+++ Material provided

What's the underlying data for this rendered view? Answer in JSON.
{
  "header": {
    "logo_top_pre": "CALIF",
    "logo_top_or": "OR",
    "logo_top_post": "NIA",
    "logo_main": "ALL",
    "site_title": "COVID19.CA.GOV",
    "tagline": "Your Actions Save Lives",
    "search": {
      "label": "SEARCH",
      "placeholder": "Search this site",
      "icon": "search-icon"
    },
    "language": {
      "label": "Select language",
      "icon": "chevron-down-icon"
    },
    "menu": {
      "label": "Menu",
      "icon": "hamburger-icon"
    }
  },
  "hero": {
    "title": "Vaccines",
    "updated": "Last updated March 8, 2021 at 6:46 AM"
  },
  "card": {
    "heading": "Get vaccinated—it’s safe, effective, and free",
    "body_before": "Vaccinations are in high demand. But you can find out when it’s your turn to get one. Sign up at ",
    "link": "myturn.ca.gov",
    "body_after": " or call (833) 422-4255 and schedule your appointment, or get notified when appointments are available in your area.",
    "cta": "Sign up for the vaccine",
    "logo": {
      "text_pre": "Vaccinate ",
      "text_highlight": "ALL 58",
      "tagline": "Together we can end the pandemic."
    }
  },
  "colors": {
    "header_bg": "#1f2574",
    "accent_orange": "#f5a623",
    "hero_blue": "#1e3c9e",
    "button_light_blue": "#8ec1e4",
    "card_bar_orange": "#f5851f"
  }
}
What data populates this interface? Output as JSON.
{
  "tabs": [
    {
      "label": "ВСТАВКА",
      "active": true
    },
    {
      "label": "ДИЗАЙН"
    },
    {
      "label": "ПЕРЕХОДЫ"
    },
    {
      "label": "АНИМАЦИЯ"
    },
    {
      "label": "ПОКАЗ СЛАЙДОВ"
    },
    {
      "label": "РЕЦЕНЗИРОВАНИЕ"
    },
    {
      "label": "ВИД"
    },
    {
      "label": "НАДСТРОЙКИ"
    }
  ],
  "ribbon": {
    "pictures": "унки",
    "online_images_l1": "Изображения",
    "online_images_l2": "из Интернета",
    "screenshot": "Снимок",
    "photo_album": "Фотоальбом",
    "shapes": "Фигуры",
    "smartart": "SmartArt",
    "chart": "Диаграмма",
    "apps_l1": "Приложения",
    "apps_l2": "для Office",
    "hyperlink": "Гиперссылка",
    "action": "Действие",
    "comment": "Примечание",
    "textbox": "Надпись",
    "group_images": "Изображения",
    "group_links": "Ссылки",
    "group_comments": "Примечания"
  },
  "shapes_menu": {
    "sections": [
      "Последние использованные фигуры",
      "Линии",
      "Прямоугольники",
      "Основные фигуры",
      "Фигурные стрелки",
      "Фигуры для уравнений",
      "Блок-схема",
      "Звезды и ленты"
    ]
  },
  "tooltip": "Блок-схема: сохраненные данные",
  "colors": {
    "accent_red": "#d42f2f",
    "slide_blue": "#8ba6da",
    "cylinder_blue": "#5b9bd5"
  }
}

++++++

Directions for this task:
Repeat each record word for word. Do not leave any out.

Final answer:
What's the underlying data for this rendered view? Answer in JSON.
{
  "header": {
    "logo_top_pre": "CALIF",
    "logo_top_or": "OR",
    "logo_top_post": "NIA",
    "logo_main": "ALL",
    "site_title": "COVID19.CA.GOV",
    "tagline": "Your Actions Save Lives",
    "search": {
      "label": "SEARCH",
      "placeholder": "Search this site",
      "icon": "search-icon"
    },
    "language": {
      "label": "Select language",
      "icon": "chevron-down-icon"
    },
    "menu": {
      "label": "Menu",
      "icon": "hamburger-icon"
    }
  },
  "hero": {
    "title": "Vaccines",
    "updated": "Last updated March 8, 2021 at 6:46 AM"
  },
  "card": {
    "heading": "Get vaccinated—it’s safe, effective, and free",
    "body_before": "Vaccinations are in high demand. But you can find out when it’s your turn to get one. Sign up at ",
    "link": "myturn.ca.gov",
    "body_after": " or call (833) 422-4255 and schedule your appointment, or get notified when appointments are available in your area.",
    "cta": "Sign up for the vaccine",
    "logo": {
      "text_pre": "Vaccinate ",
      "text_highlight": "ALL 58",
      "tagline": "Together we can end the pandemic."
    }
  },
  "colors": {
    "header_bg": "#1f2574",
    "accent_orange": "#f5a623",
    "hero_blue": "#1e3c9e",
    "button_light_blue": "#8ec1e4",
    "card_bar_orange": "#f5851f"
  }
}
What data populates this interface? Output as JSON.
{
  "tabs": [
    {
      "label": "ВСТАВКА",
      "active": true
    },
    {
      "label": "ДИЗАЙН"
    },
    {
      "label": "ПЕРЕХОДЫ"
    },
    {
      "label": "АНИМАЦИЯ"
    },
    {
      "label": "ПОКАЗ СЛАЙДОВ"
    },
    {
      "label": "РЕЦЕНЗИРОВАНИЕ"
    },
    {
      "label": "ВИД"
    },
    {
      "label": "НАДСТРОЙКИ"
    }
  ],
  "ribbon": {
    "pictures": "унки",
    "online_images_l1": "Изображения",
    "online_images_l2": "из Интернета",
    "screenshot": "Снимок",
    "photo_album": "Фотоальбом",
    "shapes": "Фигуры",
    "smartart": "SmartArt",
    "chart": "Диаграмма",
    "apps_l1": "Приложения",
    "apps_l2": "для Office",
    "hyperlink": "Гиперссылка",
    "action": "Действие",
    "comment": "Примечание",
    "textbox": "Надпись",
    "group_images": "Изображения",
    "group_links": "Ссылки",
    "group_comments": "Примечания"
  },
  "shapes_menu": {
    "sections": [
      "Последние использованные фигуры",
      "Линии",
      "Прямоугольники",
      "Основные фигуры",
      "Фигурные стрелки",
      "Фигуры для уравнений",
      "Блок-схема",
      "Звезды и ленты"
    ]
  },
  "tooltip": "Блок-схема: сохраненные данные",
  "colors": {
    "accent_red": "#d42f2f",
    "slide_blue": "#8ba6da",
    "cylinder_blue": "#5b9bd5"
  }
}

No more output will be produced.